That instruction should be and is the end of the debate. Because of it, anyone who uses the page 43 Review Criteria is doing it wrong. As always with grant writing, it may be possible to do it wrong and then get funded anyway, but you should always err on the side of obeying the RFP.

As you might imagine, we’ve had some… discussions… around this issue with clients. I’ll leave the nature of those discussions intentionally euphemistic, but in the meantime I will note that they should not have been as long or contentious as they were.

HRSA proposals are particularly finicky with narrative starts. The Nursing Workforce Diversity (NWD) Program, for example, has the same weird, bifurcated structure, in which the narrative beings on page 10 and the review criteria on page 21. It isn’t as monstrous as HSI—the final submission package is 65 pages max, as opposed to HSI’s 100 pages, and the RFP is correspondingly shorter—but it does the same confusing thing.

From a writer’s perspective, the (imperfect) solution is to write with the mandated narrative headers and then make sure that the response hits all the review criteria. If it doesn’t, pick up some of the language from the response and then use that as a jumping off section for a paragraph. For example, HSI has a review criterion that starts, “The extent to which the proposed quality improvement plan describes an ongoing/continuous overall management approach…” and you should answer it by saying, “The proposed project will implement a quality improvement plan describes an ongoing/continuous overall management approach by creating a database that will be used by CHWs to…”

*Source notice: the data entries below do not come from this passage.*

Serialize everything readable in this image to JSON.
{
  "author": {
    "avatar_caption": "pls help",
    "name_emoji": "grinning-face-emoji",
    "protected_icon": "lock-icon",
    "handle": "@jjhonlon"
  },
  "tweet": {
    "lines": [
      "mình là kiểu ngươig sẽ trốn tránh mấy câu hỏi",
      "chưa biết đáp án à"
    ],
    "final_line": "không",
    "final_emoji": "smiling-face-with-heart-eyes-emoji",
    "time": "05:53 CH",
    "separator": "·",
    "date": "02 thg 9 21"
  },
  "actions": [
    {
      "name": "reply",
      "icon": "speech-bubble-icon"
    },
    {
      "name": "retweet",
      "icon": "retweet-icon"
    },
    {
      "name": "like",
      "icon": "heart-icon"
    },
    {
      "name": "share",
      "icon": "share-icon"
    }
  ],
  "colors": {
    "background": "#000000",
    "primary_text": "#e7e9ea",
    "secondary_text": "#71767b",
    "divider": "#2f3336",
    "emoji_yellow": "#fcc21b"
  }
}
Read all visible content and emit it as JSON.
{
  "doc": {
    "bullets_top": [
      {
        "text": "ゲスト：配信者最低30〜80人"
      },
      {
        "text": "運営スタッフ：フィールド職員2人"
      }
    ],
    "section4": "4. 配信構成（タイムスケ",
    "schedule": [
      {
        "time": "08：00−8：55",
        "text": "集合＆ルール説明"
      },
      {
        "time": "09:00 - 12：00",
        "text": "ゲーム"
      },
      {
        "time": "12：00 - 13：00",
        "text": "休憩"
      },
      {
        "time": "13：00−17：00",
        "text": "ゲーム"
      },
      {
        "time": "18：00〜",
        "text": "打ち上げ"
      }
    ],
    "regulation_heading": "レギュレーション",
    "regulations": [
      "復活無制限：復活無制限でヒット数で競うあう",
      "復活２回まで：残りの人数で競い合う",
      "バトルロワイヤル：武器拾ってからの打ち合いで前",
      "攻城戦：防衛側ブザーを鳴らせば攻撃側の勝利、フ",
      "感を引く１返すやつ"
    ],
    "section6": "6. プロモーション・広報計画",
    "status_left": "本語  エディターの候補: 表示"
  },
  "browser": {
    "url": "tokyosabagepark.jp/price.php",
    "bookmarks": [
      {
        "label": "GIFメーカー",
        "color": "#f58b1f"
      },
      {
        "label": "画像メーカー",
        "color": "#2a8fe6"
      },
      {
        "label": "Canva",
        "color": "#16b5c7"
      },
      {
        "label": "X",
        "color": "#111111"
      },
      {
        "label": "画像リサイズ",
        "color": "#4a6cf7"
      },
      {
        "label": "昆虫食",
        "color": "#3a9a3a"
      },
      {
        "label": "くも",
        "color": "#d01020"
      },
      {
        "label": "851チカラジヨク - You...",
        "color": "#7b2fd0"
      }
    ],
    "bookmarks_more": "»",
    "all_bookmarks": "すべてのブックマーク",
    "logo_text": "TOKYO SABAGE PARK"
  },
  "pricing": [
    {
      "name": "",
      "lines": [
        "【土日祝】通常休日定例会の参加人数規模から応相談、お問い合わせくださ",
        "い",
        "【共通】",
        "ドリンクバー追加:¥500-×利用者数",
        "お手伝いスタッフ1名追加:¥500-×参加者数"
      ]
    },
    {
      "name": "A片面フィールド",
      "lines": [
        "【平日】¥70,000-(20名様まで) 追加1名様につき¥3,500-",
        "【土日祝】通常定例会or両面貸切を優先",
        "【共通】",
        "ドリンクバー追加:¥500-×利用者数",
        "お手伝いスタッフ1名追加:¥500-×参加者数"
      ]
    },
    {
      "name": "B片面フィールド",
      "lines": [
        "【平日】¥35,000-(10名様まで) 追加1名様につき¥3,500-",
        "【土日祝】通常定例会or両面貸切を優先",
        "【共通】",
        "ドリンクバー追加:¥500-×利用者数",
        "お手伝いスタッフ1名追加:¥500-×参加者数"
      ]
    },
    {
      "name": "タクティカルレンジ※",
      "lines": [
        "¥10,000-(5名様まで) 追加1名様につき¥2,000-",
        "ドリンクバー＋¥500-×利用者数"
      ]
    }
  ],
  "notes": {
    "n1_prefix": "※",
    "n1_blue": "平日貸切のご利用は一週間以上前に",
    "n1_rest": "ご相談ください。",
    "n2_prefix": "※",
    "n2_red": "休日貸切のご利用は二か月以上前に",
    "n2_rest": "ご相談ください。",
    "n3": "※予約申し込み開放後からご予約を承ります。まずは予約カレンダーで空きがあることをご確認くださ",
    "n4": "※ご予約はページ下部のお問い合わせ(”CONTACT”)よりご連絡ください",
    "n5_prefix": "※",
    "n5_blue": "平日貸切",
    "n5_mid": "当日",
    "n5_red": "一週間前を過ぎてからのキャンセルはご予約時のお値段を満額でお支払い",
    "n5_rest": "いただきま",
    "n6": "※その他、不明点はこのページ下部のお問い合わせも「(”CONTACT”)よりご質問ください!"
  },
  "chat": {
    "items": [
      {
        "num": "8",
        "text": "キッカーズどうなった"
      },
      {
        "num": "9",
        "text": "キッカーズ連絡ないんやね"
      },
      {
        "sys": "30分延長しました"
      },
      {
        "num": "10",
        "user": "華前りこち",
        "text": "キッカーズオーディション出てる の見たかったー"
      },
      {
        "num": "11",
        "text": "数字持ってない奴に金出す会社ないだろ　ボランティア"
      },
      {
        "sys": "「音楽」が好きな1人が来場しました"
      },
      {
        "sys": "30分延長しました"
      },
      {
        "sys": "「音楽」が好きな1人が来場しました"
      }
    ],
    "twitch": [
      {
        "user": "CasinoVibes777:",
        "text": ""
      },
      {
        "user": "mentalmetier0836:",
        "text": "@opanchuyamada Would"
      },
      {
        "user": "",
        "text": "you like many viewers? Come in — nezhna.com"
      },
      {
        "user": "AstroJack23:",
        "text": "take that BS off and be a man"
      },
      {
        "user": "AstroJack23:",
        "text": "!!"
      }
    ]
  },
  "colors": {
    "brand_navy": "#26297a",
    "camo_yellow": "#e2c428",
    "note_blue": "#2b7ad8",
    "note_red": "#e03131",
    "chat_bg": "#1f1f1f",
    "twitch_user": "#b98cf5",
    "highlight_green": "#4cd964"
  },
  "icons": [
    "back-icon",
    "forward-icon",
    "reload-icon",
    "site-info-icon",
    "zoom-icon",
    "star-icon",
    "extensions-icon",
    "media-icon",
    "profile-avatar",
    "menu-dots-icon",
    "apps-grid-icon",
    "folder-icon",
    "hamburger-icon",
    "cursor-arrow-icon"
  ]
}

That’s a nice thing to do for the reviewers, because it allows them to check the box and ideally give you the maximum number of points possible. It would be even smarter to make the narrative instructions and review criteria identical, but HRSA evidently isn’t yet that evolved—which makes our job harder. But if we wanted an easy job, we would have become lion tamers.